  • Aerodynamics for Engineering Students
  • Foundations of Aerodynamics
  • Fundamentals of Aerodynamics
  • Theory of Wing Sections
Note on Resources: Aerodynamics for Students :

Note that the "Weeks" referred to in this Schedule are those of the official university semester calendar

Week Description
Week 1 Introduction, review of prior concepts; lift, drag, pitching moment, wing and section geometry, nondimensional coefficients and numbers.
Week 2 Ideal potential flow, complex velocity, circulation and lift. Two and three dimensional flows.
Week 3 Lifting flat-plate solutions, thin aerofoil theory.
Week 4 Boundary layer theory, pressure and friction drag.
Assessment Due: Assignment
Week 5 Panel method solutions for aerofoil sections. Viscous/Inviscid interaction techniques.
Week 6 Aerofoil classes, laminar flow, supercritical. Typical properties. High Lift devices.
Week 7 Wind Tunnel and measurement correction techniques.
Week 8 Three-dimensional ideal flow, lifting line theory.
Assessment Due: Assignment
Week 9 Vortex lattice methods.
Week 10 Low aspect ratio wing solutions.
Week 11 Effects of compressibility. Critical Mach number.
Week 12 Wing properties. Wing Fuselage interactions. Downwash effects.
Assessment Due: Assignment
Week 13 Revision.
STUVAC (Week 14) -
Exam Period -
Assessment Due: Final Exam

Course Relations

The following is a list of courses which have added this Unit to their structure.

Course Year(s) Offered
Master of Professional Engineering (Aerospace) 2010, 2011, 2012, 2013, 2014

Course Goals

This unit contributes to the achievement of the following course goals:

Attribute Practiced Assessed
Project and Team Skills (Level 4) No 0%
Engineering/IT Specialisation (Level 4) Yes 55%
Maths/Science Methods and Tools (Level 4) Yes 29.5%
Information Seeking (Level 3) Yes 14.5%
Communication (Level 2) Yes 1%
Professional Conduct (Level 3) Yes 0%

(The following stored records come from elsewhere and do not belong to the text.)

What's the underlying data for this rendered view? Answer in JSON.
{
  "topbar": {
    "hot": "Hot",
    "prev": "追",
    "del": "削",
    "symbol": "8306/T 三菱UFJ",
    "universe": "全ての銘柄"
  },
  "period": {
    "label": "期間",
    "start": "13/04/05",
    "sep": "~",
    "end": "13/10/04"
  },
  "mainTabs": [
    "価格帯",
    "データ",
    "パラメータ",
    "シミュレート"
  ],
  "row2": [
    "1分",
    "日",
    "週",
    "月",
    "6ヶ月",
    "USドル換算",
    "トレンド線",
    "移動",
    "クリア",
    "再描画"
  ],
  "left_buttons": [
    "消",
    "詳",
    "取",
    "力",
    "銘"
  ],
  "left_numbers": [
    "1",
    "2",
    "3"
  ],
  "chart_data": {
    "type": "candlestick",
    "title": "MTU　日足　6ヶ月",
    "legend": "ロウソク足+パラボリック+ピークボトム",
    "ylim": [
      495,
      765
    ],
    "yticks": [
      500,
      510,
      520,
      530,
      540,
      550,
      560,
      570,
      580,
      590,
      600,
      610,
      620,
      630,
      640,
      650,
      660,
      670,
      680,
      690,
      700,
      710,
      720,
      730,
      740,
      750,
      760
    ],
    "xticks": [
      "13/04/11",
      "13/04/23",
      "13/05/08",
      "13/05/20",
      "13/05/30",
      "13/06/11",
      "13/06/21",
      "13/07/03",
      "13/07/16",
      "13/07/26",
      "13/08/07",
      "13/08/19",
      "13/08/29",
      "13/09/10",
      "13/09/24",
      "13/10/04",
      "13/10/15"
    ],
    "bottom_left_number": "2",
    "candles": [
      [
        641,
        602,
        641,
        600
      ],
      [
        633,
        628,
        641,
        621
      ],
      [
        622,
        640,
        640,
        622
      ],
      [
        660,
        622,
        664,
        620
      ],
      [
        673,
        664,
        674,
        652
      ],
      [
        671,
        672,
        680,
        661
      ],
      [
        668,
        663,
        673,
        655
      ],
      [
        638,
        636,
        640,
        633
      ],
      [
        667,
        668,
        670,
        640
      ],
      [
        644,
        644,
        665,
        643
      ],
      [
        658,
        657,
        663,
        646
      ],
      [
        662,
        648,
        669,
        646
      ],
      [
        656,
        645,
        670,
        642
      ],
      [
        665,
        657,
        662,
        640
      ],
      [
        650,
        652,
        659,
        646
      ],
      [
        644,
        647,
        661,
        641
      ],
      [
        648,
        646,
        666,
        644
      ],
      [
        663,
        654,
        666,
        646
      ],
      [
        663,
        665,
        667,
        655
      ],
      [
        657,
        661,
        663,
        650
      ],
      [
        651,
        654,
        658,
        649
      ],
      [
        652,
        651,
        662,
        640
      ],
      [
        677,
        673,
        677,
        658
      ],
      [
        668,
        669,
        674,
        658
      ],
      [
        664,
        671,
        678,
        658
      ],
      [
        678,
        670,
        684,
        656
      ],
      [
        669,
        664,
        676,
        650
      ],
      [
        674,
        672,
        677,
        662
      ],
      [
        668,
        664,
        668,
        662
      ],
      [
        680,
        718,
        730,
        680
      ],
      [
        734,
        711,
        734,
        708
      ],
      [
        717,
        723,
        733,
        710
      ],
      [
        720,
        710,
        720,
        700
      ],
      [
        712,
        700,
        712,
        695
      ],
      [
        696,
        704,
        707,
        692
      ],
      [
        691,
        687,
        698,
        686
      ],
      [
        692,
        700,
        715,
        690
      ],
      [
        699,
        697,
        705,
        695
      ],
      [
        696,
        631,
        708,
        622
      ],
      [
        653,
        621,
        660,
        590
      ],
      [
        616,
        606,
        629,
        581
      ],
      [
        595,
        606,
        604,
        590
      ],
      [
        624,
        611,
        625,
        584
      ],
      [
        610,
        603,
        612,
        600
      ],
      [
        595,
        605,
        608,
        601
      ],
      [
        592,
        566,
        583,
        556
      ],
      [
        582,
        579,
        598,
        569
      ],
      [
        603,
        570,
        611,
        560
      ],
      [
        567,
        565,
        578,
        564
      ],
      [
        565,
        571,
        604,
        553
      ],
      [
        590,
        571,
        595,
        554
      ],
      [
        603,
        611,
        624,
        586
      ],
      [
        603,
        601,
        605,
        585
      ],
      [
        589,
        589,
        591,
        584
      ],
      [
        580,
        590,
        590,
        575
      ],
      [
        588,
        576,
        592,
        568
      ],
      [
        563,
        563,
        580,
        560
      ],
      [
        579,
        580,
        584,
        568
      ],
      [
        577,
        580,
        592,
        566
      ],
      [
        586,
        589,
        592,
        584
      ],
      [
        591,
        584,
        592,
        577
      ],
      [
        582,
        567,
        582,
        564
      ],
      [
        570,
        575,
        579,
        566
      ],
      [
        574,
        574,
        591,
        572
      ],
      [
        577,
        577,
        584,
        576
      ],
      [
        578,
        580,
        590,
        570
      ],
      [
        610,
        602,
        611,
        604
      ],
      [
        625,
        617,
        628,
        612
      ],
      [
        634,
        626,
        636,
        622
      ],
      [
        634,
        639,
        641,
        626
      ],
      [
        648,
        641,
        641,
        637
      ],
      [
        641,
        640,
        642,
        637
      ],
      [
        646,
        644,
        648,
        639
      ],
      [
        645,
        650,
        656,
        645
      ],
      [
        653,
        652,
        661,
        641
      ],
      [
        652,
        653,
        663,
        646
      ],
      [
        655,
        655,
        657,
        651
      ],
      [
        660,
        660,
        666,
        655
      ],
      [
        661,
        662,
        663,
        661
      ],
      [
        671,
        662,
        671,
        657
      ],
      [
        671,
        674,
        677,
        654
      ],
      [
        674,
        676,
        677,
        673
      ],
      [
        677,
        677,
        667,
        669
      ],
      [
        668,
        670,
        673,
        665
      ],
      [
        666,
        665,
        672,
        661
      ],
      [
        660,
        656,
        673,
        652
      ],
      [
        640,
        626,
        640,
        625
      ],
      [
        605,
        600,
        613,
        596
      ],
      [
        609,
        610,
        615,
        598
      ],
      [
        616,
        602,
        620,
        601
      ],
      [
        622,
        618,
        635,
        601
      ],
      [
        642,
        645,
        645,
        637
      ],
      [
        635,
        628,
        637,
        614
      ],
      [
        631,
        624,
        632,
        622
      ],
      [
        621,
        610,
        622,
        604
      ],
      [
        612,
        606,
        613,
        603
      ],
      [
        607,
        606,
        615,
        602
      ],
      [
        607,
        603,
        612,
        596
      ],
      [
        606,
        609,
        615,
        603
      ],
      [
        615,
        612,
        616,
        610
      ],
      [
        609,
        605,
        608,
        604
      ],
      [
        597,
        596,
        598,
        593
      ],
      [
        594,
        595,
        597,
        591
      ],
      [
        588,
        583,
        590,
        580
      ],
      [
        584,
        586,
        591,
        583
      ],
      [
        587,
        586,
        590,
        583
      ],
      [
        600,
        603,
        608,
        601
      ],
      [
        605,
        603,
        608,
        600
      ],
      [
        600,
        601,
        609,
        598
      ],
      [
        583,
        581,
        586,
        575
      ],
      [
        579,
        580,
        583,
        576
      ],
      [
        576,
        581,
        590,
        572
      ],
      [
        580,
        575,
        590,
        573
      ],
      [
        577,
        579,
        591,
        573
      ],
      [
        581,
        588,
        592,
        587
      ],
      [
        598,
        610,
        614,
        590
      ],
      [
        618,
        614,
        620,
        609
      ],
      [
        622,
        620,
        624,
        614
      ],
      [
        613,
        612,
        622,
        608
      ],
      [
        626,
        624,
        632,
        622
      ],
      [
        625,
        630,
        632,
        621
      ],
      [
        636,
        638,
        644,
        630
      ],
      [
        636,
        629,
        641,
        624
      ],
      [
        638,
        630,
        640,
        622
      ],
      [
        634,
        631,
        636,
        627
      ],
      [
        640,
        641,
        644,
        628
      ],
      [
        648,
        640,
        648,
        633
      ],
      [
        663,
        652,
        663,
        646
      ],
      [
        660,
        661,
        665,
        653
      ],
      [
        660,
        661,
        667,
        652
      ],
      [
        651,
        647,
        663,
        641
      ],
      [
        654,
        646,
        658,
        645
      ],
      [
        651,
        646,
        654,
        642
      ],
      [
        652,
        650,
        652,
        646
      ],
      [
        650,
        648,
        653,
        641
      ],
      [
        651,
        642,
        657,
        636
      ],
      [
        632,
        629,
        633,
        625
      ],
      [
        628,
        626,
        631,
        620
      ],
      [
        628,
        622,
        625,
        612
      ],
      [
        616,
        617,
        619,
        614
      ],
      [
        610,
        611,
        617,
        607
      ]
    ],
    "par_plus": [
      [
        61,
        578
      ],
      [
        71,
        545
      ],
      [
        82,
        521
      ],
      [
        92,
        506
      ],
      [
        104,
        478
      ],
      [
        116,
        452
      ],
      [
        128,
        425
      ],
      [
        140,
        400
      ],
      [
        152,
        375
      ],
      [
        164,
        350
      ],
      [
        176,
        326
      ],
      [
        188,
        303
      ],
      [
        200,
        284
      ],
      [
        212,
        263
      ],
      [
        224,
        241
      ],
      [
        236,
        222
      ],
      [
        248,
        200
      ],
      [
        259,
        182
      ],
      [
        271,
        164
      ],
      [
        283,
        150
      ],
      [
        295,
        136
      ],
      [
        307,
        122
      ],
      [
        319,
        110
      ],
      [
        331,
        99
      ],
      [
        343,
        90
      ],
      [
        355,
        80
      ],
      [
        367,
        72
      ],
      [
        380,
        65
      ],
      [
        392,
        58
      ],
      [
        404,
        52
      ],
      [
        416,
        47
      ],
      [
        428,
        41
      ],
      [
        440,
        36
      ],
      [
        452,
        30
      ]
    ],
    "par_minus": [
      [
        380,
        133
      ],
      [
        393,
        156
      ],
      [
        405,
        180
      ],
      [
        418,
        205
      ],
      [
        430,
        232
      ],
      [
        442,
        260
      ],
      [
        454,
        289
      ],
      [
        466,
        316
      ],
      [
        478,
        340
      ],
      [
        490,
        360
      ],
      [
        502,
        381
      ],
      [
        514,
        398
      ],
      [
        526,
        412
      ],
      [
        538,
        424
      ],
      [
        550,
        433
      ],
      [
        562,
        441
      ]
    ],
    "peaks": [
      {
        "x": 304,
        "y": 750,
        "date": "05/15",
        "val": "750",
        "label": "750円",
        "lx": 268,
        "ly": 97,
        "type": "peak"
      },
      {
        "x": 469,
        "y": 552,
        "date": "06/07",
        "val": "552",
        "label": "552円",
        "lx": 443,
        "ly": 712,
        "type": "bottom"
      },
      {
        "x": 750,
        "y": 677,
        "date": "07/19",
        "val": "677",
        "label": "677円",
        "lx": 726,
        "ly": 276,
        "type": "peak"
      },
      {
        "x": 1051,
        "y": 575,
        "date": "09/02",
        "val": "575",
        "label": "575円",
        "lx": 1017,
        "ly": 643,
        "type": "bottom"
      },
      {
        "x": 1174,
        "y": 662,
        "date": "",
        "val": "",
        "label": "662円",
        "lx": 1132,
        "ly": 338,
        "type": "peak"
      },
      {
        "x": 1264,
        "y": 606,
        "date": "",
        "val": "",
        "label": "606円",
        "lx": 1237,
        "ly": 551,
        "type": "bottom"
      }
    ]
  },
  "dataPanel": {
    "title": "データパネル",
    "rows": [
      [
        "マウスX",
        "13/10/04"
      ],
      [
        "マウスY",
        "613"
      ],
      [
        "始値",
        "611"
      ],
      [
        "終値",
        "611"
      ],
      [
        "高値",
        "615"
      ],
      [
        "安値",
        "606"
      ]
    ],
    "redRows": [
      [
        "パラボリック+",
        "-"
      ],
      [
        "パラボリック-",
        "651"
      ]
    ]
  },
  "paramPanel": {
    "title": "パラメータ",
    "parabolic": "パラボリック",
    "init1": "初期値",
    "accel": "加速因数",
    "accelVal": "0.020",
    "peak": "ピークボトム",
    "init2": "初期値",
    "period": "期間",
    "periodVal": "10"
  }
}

These goals are selected from Engineering & IT Graduate Outcomes Table which defines overall goals for courses where this unit is primarily offered. See Engineering & IT Graduate Outcomes Table for details of the attributes and levels to be developed in the course as a whole. Percentage figures alongside each course goal provide a rough indication of their relative weighting in assessment for this unit. Note that not all goals are necessarily part of assessment. Some may be more about practice activity. See Learning outcomes for details of what is assessed in relation to each goal and Assessment for details of how the outcome is assessed. See Attributes for details of practice provided for each goal.